The media exaggerate the Covid-19 emergency in Asia's largest slum. Coronavirus has been contained despite the inability to respect social distancing. The slum is "periphery of the city’s consciousness". The help of the Catholic Church.
Mumbai (AsiaNews) - Dharavi slum, the largest in Asia, is a true success story in India's fight against coronavirus. Father Christopher D. Jeyakumar, parish priest of the local church of St. Anthony, recounts the problems of the population during the pandemic crisis, and the work of the Church to help them. He recalls that poverty has never affected the great dignity of the local population.
It is truly God’s blessings and grace that I am in Dharavi. In the initial stages there was a kind of fear spread that Dharavi is spread with the Coronavirus. It all began at the two opposite ends of the great slum: Shahunagar, near Mahim, and the labor camp near Zion.
For the most part, people traveling abroad for work live in these two areas. They come from outside Mumbai and are passing through. They only stay here until they find employment, usually in some Gulf country.
After the first cases of contagion, the authorities imposed a ban on the movement and assembly of more than five people across the slum, the largest in Asia. But the virus had spread only to the two peripheral areas.
Dharavi is a slum on the periphery of the city’s consciousness and governance systems. From my point of view, for a number of years the people of Dharavi have got fed up of the administrative powers and Government because basic civic amenities, like sanitation and water are lacking, there is no cleanliness anywhere within Dharavi. The number of rats and other insects are so prevalent that scientifically speaking they have already developed a very high immunity to all types of infections which does not happen anywhere in the world.

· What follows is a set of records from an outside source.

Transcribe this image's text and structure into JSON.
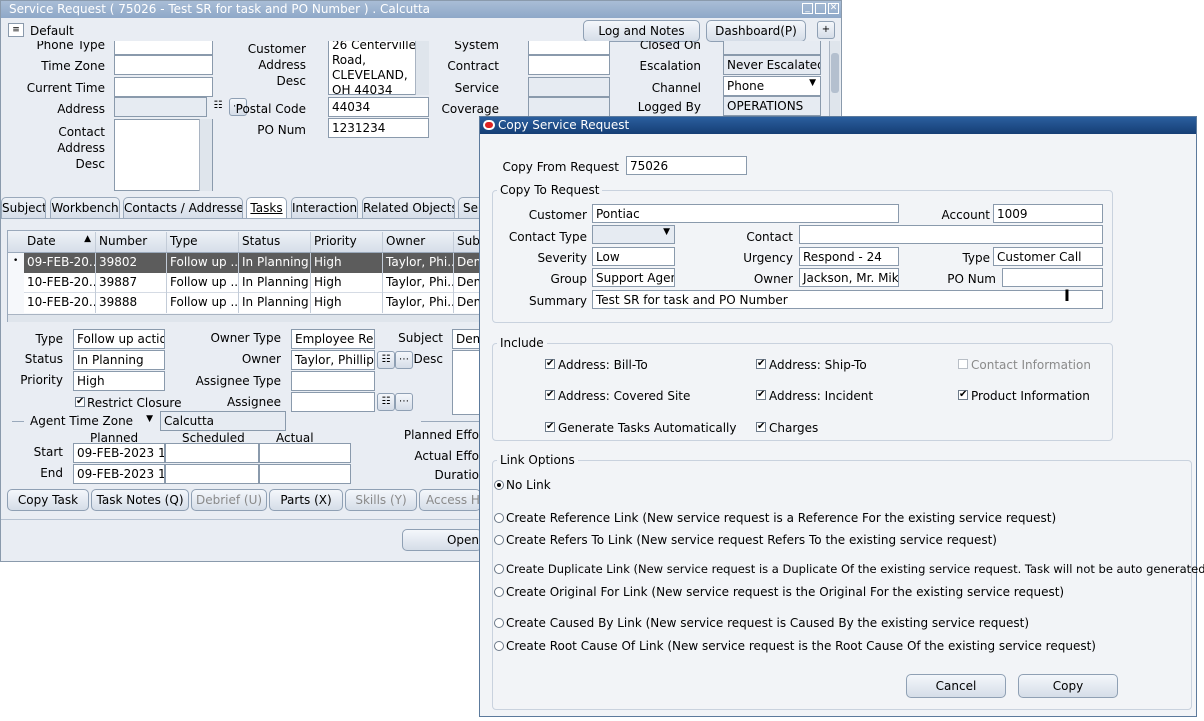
{
  "bg": {
    "title": "Service Request ( 75026 - Test SR for task and PO Number ) . Calcutta",
    "folder": "Default",
    "buttons": {
      "log_notes": "Log and Notes",
      "dashboard": "Dashboard(P)"
    },
    "header": {
      "phone_type_label": "Phone Type",
      "time_zone_label": "Time Zone",
      "current_time_label": "Current Time",
      "address_label": "Address",
      "contact_address_desc_label": "Contact\nAddress\nDesc",
      "customer_address_desc_label": "Customer\nAddress\nDesc",
      "customer_address_desc_value": "26 Centerville\nRoad,\nCLEVELAND,\nOH 44034",
      "postal_code_label": "Postal Code",
      "postal_code_value": "44034",
      "po_num_label": "PO Num",
      "po_num_value": "1231234",
      "system_label": "System",
      "contract_label": "Contract",
      "service_label": "Service",
      "coverage_label": "Coverage",
      "closed_on_label": "Closed On",
      "escalation_label": "Escalation",
      "escalation_value": "Never Escalated",
      "channel_label": "Channel",
      "channel_value": "Phone",
      "logged_by_label": "Logged By",
      "logged_by_value": "OPERATIONS"
    },
    "tabs": [
      "Subject",
      "Workbench",
      "Contacts / Addresses",
      "Tasks",
      "Interactions",
      "Related Objects",
      "Ser"
    ],
    "grid": {
      "columns": [
        "Date",
        "Number",
        "Type",
        "Status",
        "Priority",
        "Owner",
        "Subj"
      ],
      "rows": [
        [
          "09-FEB-20...",
          "39802",
          "Follow up ...",
          "In Planning",
          "High",
          "Taylor, Phi...",
          "Dem"
        ],
        [
          "10-FEB-20...",
          "39887",
          "Follow up ...",
          "In Planning",
          "High",
          "Taylor, Phi...",
          "Dem"
        ],
        [
          "10-FEB-20...",
          "39888",
          "Follow up ...",
          "In Planning",
          "High",
          "Taylor, Phi...",
          "Dem"
        ]
      ]
    },
    "detail": {
      "type_label": "Type",
      "type_value": "Follow up action",
      "status_label": "Status",
      "status_value": "In Planning",
      "priority_label": "Priority",
      "priority_value": "High",
      "restrict_closure_label": "Restrict Closure",
      "owner_type_label": "Owner Type",
      "owner_type_value": "Employee Reso",
      "owner_label": "Owner",
      "owner_value": "Taylor, Phillip C",
      "assignee_type_label": "Assignee Type",
      "assignee_label": "Assignee",
      "subject_label": "Subject",
      "subject_value": "Dem",
      "desc_label": "Desc",
      "agent_tz_value": "Agent Time Zone",
      "tz_city": "Calcutta",
      "planned_label": "Planned",
      "scheduled_label": "Scheduled",
      "actual_label": "Actual",
      "start_label": "Start",
      "start_value": "09-FEB-2023 12:",
      "end_label": "End",
      "end_value": "09-FEB-2023 12:",
      "planned_effort_label": "Planned Effo",
      "actual_effort_label": "Actual Effo",
      "duration_label": "Duratio"
    },
    "bottom_buttons": [
      "Copy Task",
      "Task Notes (Q)",
      "Debrief (U)",
      "Parts (X)",
      "Skills (Y)",
      "Access Ho"
    ],
    "open_button": "Open"
  },
  "dialog": {
    "title": "Copy Service Request",
    "copy_from_label": "Copy From Request",
    "copy_from_value": "75026",
    "copy_to_legend": "Copy To Request",
    "customer_label": "Customer",
    "customer_value": "Pontiac",
    "account_label": "Account",
    "account_value": "1009",
    "contact_type_label": "Contact Type",
    "contact_label": "Contact",
    "severity_label": "Severity",
    "severity_value": "Low",
    "urgency_label": "Urgency",
    "urgency_value": "Respond - 24",
    "type_label": "Type",
    "type_value": "Customer Call",
    "group_label": "Group",
    "group_value": "Support Agents",
    "owner_label": "Owner",
    "owner_value": "Jackson, Mr. Mike",
    "po_num_label": "PO Num",
    "summary_label": "Summary",
    "summary_value": "Test SR for task and PO Number",
    "include_legend": "Include",
    "include": {
      "bill_to": "Address: Bill-To",
      "ship_to": "Address: Ship-To",
      "contact_info": "Contact Information",
      "covered_site": "Address: Covered Site",
      "incident": "Address: Incident",
      "product_info": "Product Information",
      "gen_tasks": "Generate Tasks Automatically",
      "charges": "Charges"
    },
    "link_legend": "Link Options",
    "links": [
      "No Link",
      "Create Reference Link (New service request is a Reference For the existing service request)",
      "Create Refers To Link (New service request Refers To the existing service request)",
      "Create Duplicate Link (New service request is a Duplicate Of the existing service request. Task will not be auto generated)",
      "Create Original For Link (New service request is the Original For the existing service request)",
      "Create Caused By Link (New service request is Caused By the existing service request)",
      "Create Root Cause Of Link (New service request is the Root Cause Of the existing service request)"
    ],
    "cancel_label": "Cancel",
    "copy_label": "Copy"
  }
}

Dharavi is a reality on the periphery of consciousness and the system of government. Its inhabitants are fed up with the inefficiencies of administrative power. Basic structures such as the water network and sanitation, including that for the waste collection, continue to be lacking in the slums. There is dirt everywhere. The number of rats and other insects is so high that, scientifically speaking, the inhabitants have already developed a certain immunity to all types of infections existing in the world.
It is a fact that coronavirus has not affected the central areas of Dharavi. There have been some cases, but there have been few infected doctors. In fact, the media initially exaggerated the pandemic danger in the slums. Now they are saying that Dharavi is a prevention model.
If the government or international bodies have asked for compliance with precautionary measures, such as social removal, washing hands, staying indoors, etc., this is not at all possible in Dharavi. In other areas of Mumbai, where the infection has spread more, perhaps yes. But in the slum, lifestyle and the socio-economic situation lead people to be together.
Card. Oswald Gracias, archbishop of Mumbai and president of the Indian Bishops' Conference, is very worried and calls me to encourage me, "touching the wounds of Jesus".
In the early days of the lockdown, the Canossian nuns donated food rations to the population of Dharavi. There are 5 thousand faithful in our parish. We have started to distribute aid to the Catholic community. Then the word spread, and we extended the distribution to everyone, regardless of caste and religious belief: in the face of this tragedy we cannot help only Catholics.
Even with relaxations, no one from Dharavi is being allowed to return to their jobs, our people are suffering economically. It is like a stigma for people from Dharavi. Wherever they go work they are told not to come as they are from Dharavi. Why should this be? The Media has hyped up about the Coronavirus in Dharavi and as a matter of fact it is not so. Now they are saying the Dharavi is a model.
For the past three months, the people have looked up to the Church. The people of Dharavi are very grateful for the help they receive and know it was not Fr. Christopher but in the minds of the people it is the Church.
Finally, this has trampled on the dignity and self-esteem of my people in Dharavi, our people are very hardworking, but this is being crushed under this pandemic and lockdown, one cannot understand the gravity of the poverty and issues of dignity.
One of the safest places today is Dharavi.
(Nirmala Carvalho collaborated)